Source information
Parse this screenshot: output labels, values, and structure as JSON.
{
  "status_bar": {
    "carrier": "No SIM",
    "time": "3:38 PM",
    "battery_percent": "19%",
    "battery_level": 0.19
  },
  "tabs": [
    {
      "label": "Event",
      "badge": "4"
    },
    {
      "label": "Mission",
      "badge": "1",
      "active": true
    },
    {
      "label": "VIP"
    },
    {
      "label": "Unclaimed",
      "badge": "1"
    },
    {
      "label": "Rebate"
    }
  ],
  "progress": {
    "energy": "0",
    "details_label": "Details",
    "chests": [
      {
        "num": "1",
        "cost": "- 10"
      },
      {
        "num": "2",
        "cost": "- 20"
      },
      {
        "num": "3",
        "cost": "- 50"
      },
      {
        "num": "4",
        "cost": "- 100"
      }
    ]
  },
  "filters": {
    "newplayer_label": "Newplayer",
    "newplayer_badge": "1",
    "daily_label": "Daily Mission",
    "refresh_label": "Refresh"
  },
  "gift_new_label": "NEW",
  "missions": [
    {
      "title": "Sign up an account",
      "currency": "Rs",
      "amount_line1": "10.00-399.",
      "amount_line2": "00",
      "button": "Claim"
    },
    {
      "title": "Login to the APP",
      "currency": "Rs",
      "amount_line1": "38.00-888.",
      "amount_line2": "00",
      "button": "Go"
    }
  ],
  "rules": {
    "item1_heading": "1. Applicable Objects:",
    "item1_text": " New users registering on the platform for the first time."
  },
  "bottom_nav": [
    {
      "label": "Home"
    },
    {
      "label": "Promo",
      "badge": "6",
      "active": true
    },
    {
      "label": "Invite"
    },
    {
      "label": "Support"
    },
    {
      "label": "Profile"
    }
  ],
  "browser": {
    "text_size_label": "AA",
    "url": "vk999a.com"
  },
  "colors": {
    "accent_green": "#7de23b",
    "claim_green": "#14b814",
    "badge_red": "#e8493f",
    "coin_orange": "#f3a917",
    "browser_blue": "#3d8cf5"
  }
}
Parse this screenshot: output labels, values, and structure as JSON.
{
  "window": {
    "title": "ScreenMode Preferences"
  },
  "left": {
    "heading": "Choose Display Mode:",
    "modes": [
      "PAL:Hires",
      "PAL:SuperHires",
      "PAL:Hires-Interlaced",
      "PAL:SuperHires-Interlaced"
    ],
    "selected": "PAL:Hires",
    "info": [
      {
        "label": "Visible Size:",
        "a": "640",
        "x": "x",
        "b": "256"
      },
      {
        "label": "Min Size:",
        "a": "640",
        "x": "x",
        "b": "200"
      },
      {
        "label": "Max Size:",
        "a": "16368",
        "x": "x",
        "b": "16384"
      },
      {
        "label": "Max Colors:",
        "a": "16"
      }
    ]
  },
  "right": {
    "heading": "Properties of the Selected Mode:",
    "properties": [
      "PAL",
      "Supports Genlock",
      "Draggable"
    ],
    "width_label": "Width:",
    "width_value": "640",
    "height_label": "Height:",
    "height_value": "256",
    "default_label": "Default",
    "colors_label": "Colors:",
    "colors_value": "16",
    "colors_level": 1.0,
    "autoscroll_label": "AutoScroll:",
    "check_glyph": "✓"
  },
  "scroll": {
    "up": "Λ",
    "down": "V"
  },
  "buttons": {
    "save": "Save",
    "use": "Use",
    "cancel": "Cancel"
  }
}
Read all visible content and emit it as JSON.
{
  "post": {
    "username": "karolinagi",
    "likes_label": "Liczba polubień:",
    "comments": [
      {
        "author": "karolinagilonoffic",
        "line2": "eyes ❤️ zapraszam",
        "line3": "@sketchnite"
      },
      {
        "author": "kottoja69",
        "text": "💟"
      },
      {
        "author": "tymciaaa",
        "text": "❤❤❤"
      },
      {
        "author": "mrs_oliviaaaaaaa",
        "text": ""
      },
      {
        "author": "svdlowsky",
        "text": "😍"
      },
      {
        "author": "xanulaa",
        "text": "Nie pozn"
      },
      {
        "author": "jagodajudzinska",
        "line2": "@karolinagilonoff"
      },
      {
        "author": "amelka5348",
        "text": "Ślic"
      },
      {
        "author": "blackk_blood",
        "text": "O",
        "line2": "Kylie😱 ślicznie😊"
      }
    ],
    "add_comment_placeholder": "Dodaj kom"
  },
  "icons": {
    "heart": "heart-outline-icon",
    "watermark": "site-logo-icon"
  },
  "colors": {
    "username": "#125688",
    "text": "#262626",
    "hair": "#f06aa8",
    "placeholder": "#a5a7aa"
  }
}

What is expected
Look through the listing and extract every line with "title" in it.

Answer to this problem
      "title": "Sign up an account",
      "title": "Login to the APP",
    "title": "ScreenMode Preferences"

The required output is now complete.